### Excerpts from an interface dataset
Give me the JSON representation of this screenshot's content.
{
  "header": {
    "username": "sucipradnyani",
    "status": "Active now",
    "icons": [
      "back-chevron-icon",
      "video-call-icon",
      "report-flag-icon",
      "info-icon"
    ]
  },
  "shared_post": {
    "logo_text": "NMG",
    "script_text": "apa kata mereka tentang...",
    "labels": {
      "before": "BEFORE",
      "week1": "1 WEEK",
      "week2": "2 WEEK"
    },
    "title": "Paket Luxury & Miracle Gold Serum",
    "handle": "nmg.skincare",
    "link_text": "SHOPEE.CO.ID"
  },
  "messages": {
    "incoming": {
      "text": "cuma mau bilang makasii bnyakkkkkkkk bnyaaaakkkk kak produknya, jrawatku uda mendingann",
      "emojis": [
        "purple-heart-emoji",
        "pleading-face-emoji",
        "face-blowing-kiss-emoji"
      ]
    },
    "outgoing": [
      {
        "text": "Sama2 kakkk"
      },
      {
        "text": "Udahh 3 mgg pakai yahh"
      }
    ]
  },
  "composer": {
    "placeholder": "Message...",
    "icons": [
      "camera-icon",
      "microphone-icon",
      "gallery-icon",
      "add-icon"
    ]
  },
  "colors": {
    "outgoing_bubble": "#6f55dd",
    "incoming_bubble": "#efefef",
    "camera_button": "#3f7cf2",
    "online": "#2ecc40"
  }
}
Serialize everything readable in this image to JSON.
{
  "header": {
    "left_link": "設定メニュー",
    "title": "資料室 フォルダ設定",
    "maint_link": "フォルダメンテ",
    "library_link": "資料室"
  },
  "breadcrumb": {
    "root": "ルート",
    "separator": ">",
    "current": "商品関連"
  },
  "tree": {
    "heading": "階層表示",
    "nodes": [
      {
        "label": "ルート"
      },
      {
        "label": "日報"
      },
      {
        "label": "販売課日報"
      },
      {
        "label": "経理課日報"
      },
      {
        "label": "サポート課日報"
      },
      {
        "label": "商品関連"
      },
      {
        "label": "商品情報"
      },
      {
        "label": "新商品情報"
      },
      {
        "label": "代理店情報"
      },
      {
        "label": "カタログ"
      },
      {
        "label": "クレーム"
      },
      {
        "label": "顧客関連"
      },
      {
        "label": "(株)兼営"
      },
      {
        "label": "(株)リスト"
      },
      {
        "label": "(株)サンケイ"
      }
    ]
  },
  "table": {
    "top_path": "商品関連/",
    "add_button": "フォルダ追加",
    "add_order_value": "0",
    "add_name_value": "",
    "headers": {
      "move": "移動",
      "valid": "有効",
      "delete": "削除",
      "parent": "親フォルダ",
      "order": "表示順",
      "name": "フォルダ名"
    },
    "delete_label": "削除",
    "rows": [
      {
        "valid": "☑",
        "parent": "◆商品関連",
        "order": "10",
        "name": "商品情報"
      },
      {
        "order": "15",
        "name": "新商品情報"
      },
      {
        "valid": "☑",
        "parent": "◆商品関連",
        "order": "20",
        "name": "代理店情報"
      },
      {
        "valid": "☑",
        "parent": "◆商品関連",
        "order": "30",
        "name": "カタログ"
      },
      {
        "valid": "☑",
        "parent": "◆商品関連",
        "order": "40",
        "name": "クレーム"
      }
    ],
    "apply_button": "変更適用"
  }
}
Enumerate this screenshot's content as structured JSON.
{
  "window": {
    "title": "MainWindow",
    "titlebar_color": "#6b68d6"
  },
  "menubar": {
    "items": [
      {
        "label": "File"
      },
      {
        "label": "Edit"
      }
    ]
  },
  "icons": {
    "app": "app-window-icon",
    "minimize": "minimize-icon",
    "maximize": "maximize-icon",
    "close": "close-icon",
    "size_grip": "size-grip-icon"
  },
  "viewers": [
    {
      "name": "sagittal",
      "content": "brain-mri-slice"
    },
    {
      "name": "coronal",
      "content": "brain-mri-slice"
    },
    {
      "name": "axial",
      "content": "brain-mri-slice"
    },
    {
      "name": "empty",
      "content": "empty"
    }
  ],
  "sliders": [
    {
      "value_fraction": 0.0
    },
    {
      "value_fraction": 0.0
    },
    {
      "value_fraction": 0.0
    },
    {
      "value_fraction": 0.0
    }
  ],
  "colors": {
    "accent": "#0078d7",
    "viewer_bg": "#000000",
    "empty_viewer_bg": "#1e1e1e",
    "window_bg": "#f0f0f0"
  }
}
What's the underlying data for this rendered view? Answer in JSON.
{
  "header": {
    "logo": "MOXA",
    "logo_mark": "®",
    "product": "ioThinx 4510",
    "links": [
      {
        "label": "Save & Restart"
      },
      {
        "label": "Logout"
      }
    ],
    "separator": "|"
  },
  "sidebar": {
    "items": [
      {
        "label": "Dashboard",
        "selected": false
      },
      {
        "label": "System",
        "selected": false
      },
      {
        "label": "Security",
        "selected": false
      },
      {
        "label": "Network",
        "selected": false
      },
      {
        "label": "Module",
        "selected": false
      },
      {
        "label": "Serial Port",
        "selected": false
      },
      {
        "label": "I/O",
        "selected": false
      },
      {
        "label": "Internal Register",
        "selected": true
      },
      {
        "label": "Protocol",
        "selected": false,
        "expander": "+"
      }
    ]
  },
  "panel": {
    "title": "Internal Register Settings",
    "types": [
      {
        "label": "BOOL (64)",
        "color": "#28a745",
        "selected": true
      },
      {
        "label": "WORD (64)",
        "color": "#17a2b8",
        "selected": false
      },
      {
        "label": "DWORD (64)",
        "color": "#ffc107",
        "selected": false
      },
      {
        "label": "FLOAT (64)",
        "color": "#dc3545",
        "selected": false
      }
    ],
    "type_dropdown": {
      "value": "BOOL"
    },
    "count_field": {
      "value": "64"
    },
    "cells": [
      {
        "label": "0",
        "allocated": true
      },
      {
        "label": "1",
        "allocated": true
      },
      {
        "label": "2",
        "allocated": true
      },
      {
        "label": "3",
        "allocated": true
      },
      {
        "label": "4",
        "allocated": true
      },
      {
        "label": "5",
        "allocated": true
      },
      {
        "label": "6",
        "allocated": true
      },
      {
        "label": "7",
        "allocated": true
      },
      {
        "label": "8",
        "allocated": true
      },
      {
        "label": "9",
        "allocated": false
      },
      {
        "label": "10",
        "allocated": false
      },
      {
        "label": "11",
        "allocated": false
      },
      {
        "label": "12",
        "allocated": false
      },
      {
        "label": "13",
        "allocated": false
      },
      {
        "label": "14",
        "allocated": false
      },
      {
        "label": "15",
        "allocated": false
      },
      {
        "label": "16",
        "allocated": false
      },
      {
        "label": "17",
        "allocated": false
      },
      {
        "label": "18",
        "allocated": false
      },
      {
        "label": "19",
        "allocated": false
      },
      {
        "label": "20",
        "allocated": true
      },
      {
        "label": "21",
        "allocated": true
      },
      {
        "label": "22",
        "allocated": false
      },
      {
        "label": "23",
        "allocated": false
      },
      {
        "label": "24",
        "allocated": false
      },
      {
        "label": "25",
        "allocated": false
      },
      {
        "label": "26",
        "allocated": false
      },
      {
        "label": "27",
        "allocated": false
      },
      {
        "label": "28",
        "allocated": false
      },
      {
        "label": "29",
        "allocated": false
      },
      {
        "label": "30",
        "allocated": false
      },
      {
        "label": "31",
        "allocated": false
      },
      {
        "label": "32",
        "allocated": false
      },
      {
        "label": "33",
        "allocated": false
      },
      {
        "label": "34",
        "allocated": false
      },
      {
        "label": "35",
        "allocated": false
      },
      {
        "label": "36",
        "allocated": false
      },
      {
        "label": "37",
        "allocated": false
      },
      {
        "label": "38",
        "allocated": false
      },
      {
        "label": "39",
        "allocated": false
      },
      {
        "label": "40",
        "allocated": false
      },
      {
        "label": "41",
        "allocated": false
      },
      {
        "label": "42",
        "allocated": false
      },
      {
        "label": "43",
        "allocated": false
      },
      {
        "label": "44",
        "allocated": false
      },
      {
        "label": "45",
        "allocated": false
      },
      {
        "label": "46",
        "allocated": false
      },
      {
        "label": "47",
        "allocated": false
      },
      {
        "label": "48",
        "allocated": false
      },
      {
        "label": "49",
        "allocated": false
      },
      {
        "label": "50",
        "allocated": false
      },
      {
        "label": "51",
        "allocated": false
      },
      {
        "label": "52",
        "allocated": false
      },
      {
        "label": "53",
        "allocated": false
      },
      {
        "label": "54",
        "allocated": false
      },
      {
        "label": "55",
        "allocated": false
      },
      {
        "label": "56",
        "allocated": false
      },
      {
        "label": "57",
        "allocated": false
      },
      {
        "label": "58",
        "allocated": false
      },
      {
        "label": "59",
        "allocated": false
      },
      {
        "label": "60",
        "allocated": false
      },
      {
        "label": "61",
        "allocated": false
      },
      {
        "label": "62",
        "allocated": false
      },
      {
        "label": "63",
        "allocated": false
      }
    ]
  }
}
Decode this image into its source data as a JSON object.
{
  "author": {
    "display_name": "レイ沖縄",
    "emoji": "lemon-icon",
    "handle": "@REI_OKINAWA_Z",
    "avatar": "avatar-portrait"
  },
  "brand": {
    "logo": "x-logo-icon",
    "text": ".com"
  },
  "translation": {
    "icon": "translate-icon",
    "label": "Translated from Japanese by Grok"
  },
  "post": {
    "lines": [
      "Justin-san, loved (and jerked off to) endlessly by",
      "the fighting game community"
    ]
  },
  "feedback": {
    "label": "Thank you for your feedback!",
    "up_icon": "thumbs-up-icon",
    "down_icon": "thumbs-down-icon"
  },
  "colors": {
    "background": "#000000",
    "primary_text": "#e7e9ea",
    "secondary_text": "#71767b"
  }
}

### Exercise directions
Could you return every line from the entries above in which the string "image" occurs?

### Solution
Serialize everything readable in this image to JSON.
Decode this image into its source data as a JSON object.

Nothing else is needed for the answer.